# Aim of the exercise
Within the entries below, find every line that has the string "Start", then copy it.

━━━ Data to process ━━━

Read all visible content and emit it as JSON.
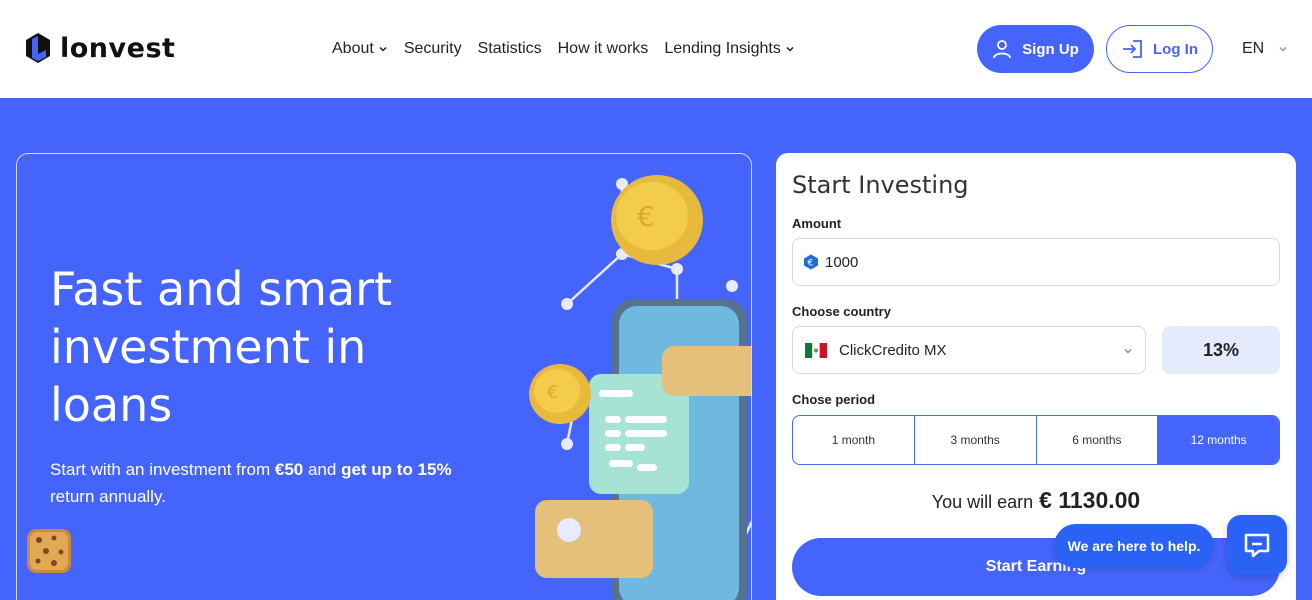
{
  "brand": {
    "name": "lonvest"
  },
  "nav": {
    "items": [
      {
        "label": "About",
        "has_dropdown": true
      },
      {
        "label": "Security",
        "has_dropdown": false
      },
      {
        "label": "Statistics",
        "has_dropdown": false
      },
      {
        "label": "How it works",
        "has_dropdown": false
      },
      {
        "label": "Lending Insights",
        "has_dropdown": true
      }
    ],
    "signup_label": "Sign Up",
    "login_label": "Log In",
    "language": "EN"
  },
  "hero": {
    "title": "Fast and smart investment in loans",
    "subtitle_parts": [
      "Start with an investment from ",
      "€50",
      " and ",
      "get up to 15%",
      " return annually."
    ]
  },
  "form": {
    "title": "Start Investing",
    "amount_label": "Amount",
    "amount_value": "1000",
    "country_label": "Choose country",
    "country_value": "ClickCredito MX",
    "rate": "13%",
    "period_label": "Chose period",
    "periods": [
      "1 month",
      "3 months",
      "6 months",
      "12 months"
    ],
    "selected_period": "12 months",
    "earn_label": "You will earn",
    "earn_amount": "€ 1130.00",
    "cta_label": "Start Earning"
  },
  "chat": {
    "bubble_text": "We are here to help."
  },
  "colors": {
    "primary": "#4564fb",
    "chat": "#2a62f6",
    "rate_bg": "#e6eafd"
  },
  "icons": [
    "logo-mark-icon",
    "chevron-down-icon",
    "user-icon",
    "login-icon",
    "euro-icon",
    "mexico-flag-icon",
    "chat-icon",
    "cookie-icon"
  ]
}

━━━

# Result
      "Start with an investment from ",
    "title": "Start Investing",
    "cta_label": "Start Earning"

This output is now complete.